The Botanic Gardens
The Botanic Gardens of the Rheinische Friedrich Wilhelms Universität developed from a formal renaissance garden. They are now among the most beautiful and prestigious botanic gardens in Germany. Some 11,000 plant species, that is several times the number of species occurring naturally in Germany, are cultivated on its 13 hectares.
Research and teaching are the main tasks of the gardens; most importantly, they serve to disseminate their information to an increasingly ecoconscious public. Words like ‘ecology’ and ‘biodiversity’ became political catchphrases. It is now estimated that there are around 30 million different species of plants and animals in the world, of which just under 1.7 million are known and have been classified scientifically. The remaining 95% will stay unknown to us – the destruction of their habitats (especially tropical rain forests) is progressing too fast to allow us to catalogue their inventory.

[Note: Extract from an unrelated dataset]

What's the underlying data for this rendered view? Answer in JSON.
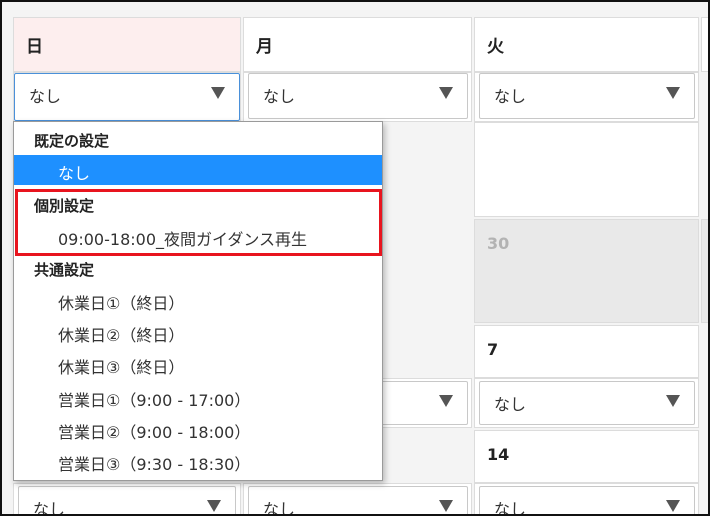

Around one third of the 300,000 known plant species are currently cultivated in botanic gardens throughout the world, 50,000 of these in Germany. All in all there are some 100 german botanic gardens and they attract more than 14 million visitors per year. This represents a significant potential to raise public awareness for research on the diversity and ecology of plants which is so urgently necessary. These tasks, among others, are what modern gardens set out to fulfil, so it is great to see that in recent years, Bonn Botanic Gardens received substantial support from the University, the State of Northrhine-Westphalia, the Friends of the Botanic Gardens and the University Association – this enables us to better fulfil our tasks and keep students as well as the general public better informed.